WORK INSTRUCTION |
Which lines of the data below include the string "Cultura"? Return each of them.

================================

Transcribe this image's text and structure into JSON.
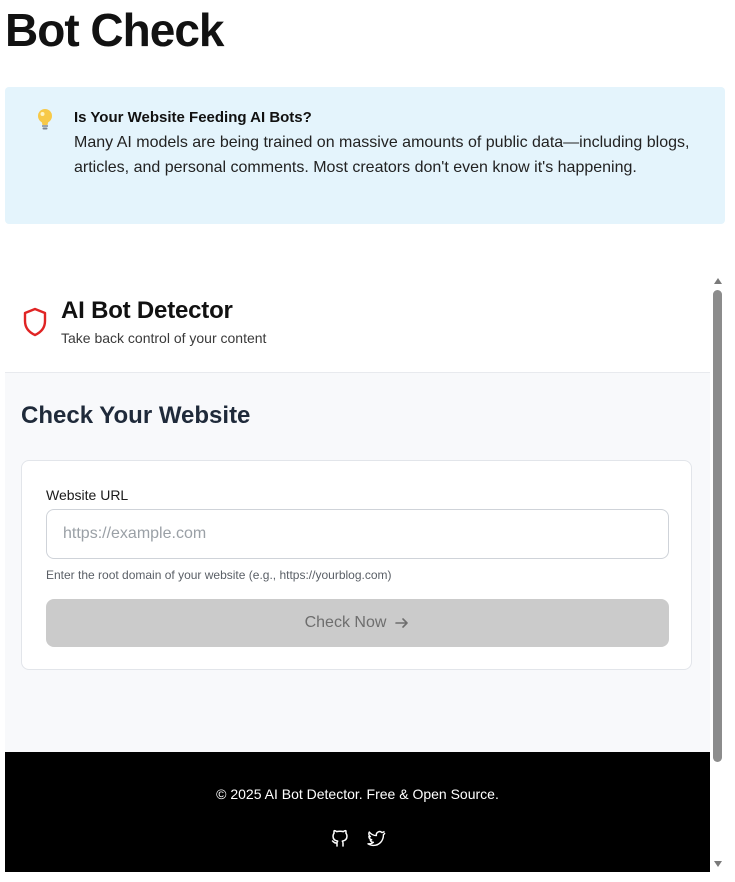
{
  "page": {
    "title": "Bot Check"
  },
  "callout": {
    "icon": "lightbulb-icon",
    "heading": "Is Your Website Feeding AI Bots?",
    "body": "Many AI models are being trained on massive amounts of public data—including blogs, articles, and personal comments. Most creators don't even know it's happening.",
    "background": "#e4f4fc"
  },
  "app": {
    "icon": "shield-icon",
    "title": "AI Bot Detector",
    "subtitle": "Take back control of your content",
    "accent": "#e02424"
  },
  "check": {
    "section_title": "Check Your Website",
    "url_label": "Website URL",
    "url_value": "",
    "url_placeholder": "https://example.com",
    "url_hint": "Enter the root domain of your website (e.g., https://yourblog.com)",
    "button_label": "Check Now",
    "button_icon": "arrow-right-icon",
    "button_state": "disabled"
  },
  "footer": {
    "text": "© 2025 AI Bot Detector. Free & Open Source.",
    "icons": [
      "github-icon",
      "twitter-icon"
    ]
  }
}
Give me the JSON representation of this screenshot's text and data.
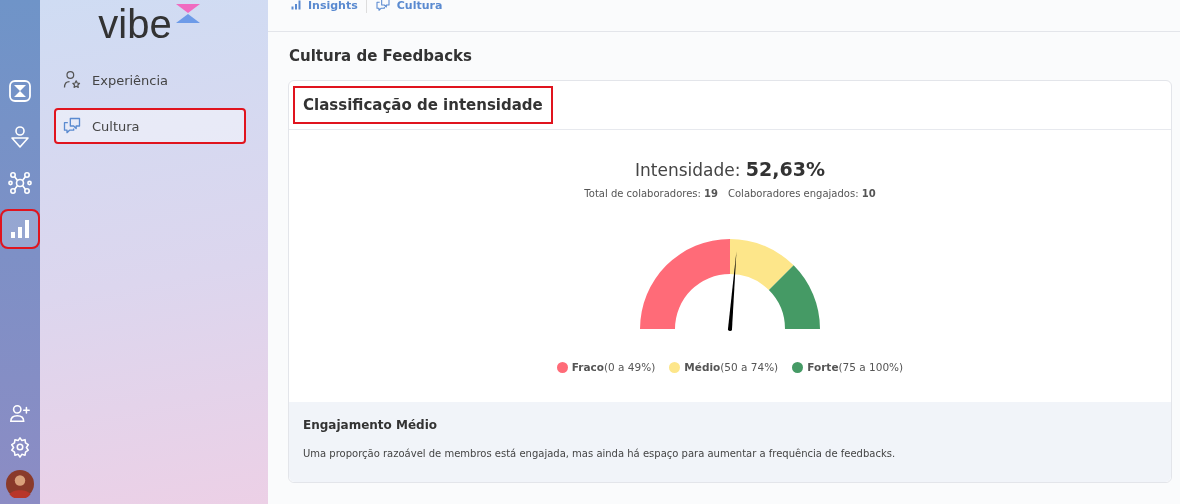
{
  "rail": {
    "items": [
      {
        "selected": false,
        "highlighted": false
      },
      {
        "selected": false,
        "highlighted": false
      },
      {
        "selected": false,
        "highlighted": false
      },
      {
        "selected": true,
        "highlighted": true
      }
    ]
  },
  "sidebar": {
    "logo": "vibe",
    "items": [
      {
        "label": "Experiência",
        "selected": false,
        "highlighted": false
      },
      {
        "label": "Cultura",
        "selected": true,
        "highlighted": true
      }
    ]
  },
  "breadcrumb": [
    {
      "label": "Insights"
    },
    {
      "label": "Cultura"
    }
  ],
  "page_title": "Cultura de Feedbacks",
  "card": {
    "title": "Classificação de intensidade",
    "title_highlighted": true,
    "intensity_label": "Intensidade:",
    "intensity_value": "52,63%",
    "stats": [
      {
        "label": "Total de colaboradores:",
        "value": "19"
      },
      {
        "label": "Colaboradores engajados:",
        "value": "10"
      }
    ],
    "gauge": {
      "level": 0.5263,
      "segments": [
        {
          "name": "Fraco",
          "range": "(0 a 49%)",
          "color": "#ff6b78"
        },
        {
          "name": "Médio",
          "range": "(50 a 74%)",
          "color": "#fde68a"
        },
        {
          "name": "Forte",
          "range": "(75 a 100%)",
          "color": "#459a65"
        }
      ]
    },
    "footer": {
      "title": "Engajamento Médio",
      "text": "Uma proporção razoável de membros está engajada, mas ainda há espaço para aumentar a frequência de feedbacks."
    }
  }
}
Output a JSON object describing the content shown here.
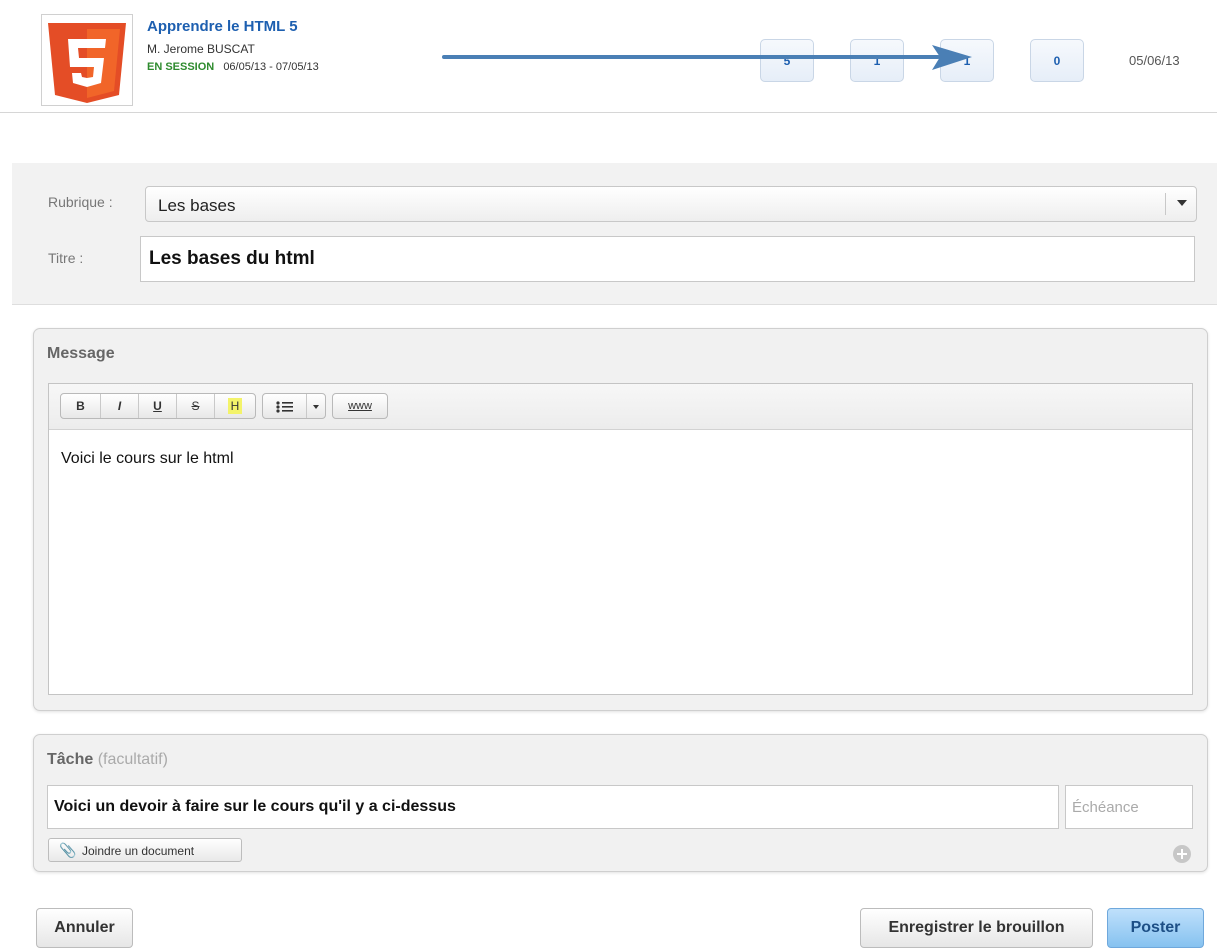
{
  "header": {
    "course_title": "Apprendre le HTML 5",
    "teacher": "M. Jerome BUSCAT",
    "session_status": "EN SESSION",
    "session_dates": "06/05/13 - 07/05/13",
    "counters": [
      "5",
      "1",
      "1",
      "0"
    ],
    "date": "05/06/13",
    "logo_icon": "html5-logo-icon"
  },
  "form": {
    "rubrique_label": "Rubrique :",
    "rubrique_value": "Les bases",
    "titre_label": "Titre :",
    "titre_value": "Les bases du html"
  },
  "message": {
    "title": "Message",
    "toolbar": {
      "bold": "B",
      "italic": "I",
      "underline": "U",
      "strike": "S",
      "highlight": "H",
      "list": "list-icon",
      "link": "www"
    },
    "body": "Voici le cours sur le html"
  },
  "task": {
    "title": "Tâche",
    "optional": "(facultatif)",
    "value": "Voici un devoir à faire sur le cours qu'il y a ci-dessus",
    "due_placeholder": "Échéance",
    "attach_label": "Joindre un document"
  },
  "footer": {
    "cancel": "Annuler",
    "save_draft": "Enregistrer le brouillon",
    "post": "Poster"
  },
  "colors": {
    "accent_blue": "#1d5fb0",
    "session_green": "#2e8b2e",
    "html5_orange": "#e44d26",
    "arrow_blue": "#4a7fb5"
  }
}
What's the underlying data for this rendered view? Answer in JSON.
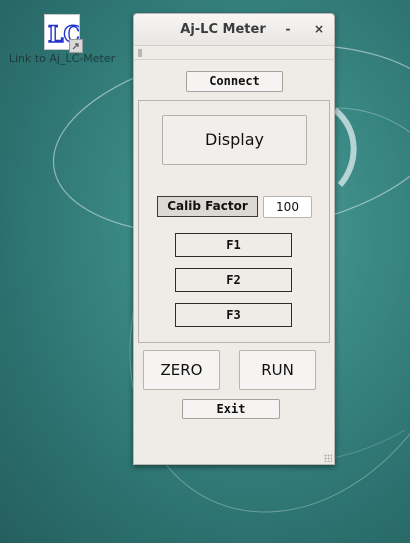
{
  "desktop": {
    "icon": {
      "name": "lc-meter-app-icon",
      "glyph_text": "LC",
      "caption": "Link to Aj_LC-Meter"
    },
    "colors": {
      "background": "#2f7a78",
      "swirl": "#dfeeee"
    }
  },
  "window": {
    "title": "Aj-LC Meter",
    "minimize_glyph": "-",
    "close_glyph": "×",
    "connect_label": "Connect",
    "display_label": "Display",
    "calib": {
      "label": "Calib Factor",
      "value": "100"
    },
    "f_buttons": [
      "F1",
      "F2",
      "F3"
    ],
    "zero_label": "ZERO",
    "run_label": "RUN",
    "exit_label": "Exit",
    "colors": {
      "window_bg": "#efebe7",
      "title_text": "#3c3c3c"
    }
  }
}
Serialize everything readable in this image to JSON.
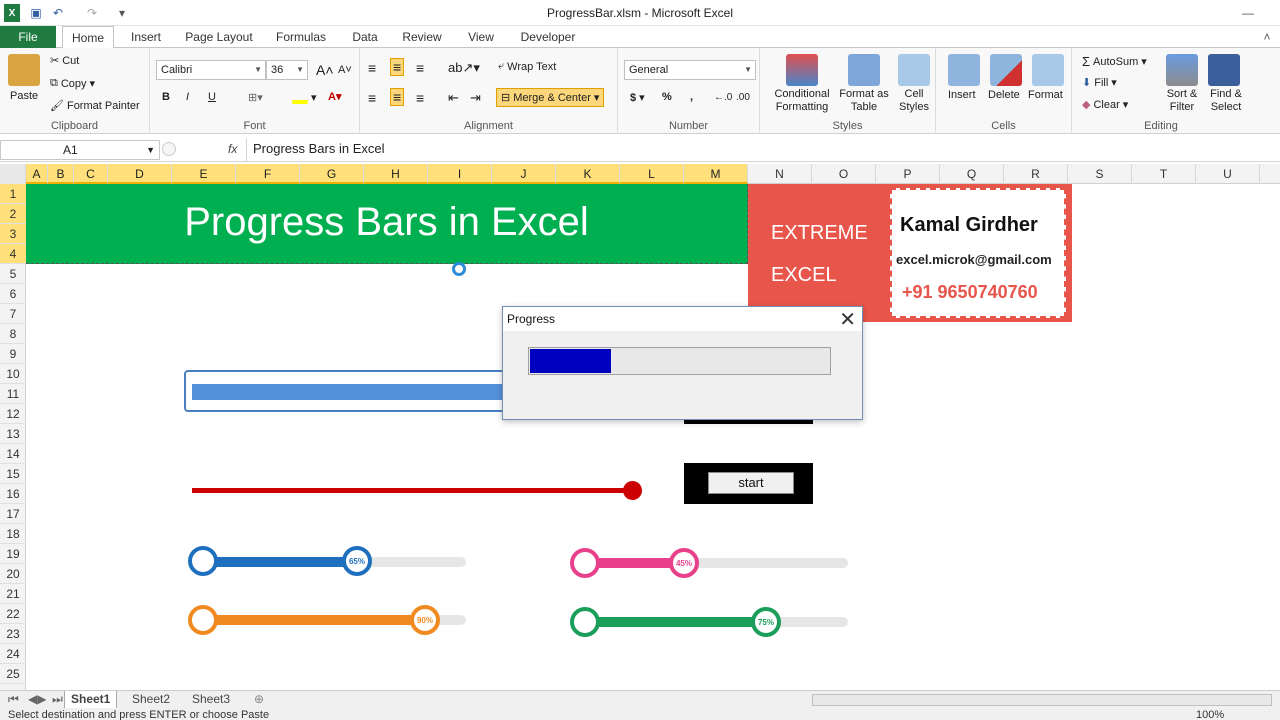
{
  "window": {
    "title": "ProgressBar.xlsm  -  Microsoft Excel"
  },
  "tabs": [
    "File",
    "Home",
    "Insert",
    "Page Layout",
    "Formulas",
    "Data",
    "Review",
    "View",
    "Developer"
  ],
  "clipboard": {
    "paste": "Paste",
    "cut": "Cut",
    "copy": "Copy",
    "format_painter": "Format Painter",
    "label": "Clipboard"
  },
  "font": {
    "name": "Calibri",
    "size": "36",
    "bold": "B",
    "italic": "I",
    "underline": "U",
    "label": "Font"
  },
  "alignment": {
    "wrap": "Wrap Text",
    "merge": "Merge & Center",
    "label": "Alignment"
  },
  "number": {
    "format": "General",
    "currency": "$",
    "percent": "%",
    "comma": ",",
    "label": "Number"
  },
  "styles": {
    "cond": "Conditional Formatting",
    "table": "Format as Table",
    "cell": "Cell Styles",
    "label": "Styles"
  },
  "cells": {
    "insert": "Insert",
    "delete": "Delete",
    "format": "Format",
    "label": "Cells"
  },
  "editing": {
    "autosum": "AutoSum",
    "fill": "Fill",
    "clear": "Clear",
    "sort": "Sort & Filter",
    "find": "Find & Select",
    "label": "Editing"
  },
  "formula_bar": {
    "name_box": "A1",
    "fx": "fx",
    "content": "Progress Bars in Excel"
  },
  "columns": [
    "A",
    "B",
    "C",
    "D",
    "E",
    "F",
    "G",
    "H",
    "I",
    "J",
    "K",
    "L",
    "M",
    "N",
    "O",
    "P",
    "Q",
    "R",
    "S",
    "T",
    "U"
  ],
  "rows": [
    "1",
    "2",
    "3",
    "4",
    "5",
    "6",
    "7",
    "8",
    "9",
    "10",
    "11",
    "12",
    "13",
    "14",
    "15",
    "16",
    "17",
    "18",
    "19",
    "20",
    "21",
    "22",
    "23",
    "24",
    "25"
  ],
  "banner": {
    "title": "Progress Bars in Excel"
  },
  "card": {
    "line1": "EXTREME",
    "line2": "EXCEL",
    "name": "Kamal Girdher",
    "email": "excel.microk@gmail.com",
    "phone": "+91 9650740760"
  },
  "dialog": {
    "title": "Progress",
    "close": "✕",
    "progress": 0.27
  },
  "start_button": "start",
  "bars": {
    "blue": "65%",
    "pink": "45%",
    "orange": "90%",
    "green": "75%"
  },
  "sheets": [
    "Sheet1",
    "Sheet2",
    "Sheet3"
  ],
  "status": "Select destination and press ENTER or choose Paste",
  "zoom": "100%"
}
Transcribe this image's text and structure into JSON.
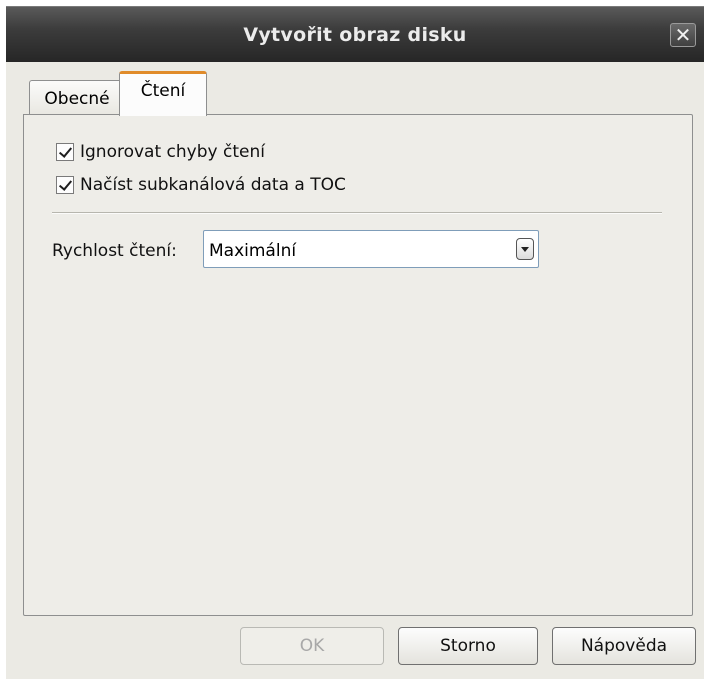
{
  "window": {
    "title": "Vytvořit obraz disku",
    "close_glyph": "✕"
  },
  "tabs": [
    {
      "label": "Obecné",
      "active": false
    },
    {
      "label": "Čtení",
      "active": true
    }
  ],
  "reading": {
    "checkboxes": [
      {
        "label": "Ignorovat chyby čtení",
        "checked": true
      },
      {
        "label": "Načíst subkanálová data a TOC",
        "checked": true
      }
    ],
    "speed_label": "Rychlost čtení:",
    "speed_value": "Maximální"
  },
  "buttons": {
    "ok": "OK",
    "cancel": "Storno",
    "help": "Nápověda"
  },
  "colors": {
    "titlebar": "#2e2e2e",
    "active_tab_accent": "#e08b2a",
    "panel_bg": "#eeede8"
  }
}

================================

ANSWER TO THIS TASK |
        "label": "Cultura",
      "label": "Cultura"
  "page_title": "Cultura de Feedbacks",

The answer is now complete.